#### Input for this task
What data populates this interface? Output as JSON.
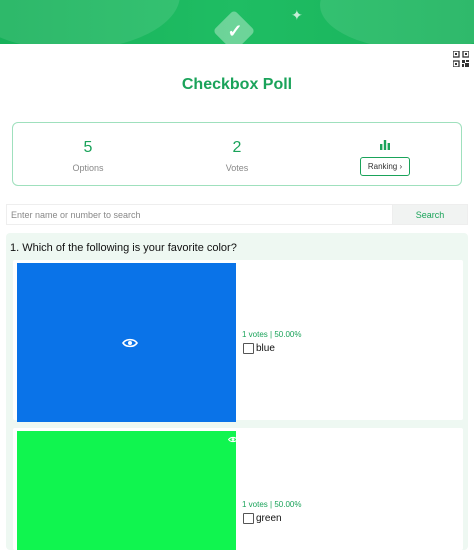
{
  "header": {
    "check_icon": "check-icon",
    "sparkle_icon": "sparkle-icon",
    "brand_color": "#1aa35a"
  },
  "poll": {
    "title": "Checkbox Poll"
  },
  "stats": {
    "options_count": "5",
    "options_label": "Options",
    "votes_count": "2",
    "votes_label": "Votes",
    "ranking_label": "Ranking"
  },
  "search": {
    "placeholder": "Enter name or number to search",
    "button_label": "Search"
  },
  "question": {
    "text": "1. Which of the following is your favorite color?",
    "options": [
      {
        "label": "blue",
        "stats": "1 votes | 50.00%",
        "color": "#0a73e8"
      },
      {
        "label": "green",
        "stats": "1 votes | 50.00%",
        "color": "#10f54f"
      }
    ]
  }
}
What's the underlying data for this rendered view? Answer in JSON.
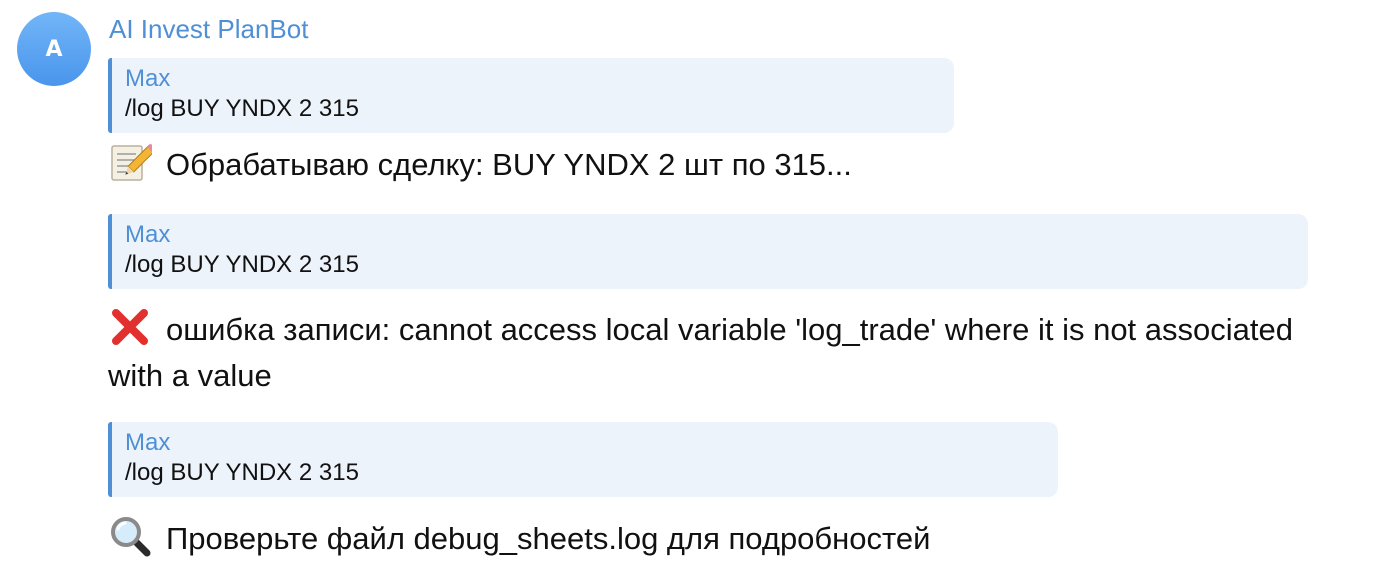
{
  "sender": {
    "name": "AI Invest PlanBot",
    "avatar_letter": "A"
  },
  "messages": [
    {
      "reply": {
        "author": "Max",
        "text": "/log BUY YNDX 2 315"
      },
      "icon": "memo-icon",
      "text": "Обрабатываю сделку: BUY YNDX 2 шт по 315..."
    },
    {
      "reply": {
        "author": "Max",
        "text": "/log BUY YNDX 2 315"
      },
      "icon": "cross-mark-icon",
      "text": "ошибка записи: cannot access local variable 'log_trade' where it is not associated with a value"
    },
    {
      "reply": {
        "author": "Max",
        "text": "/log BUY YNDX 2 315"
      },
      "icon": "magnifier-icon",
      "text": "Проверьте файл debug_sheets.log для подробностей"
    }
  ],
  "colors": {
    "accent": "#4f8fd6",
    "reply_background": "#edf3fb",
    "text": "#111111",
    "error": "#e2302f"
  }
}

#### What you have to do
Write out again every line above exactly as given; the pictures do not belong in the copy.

#### Answer space
What data populates this interface? Output as JSON.
{
  "header": {
    "check_icon": "check-icon",
    "sparkle_icon": "sparkle-icon",
    "brand_color": "#1aa35a"
  },
  "poll": {
    "title": "Checkbox Poll"
  },
  "stats": {
    "options_count": "5",
    "options_label": "Options",
    "votes_count": "2",
    "votes_label": "Votes",
    "ranking_label": "Ranking"
  },
  "search": {
    "placeholder": "Enter name or number to search",
    "button_label": "Search"
  },
  "question": {
    "text": "1. Which of the following is your favorite color?",
    "options": [
      {
        "label": "blue",
        "stats": "1 votes | 50.00%",
        "color": "#0a73e8"
      },
      {
        "label": "green",
        "stats": "1 votes | 50.00%",
        "color": "#10f54f"
      }
    ]
  }
}
What's the underlying data for this rendered view? Answer in JSON.
{
  "sender": {
    "name": "AI Invest PlanBot",
    "avatar_letter": "A"
  },
  "messages": [
    {
      "reply": {
        "author": "Max",
        "text": "/log BUY YNDX 2 315"
      },
      "icon": "memo-icon",
      "text": "Обрабатываю сделку: BUY YNDX 2 шт по 315..."
    },
    {
      "reply": {
        "author": "Max",
        "text": "/log BUY YNDX 2 315"
      },
      "icon": "cross-mark-icon",
      "text": "ошибка записи: cannot access local variable 'log_trade' where it is not associated with a value"
    },
    {
      "reply": {
        "author": "Max",
        "text": "/log BUY YNDX 2 315"
      },
      "icon": "magnifier-icon",
      "text": "Проверьте файл debug_sheets.log для подробностей"
    }
  ],
  "colors": {
    "accent": "#4f8fd6",
    "reply_background": "#edf3fb",
    "text": "#111111",
    "error": "#e2302f"
  }
}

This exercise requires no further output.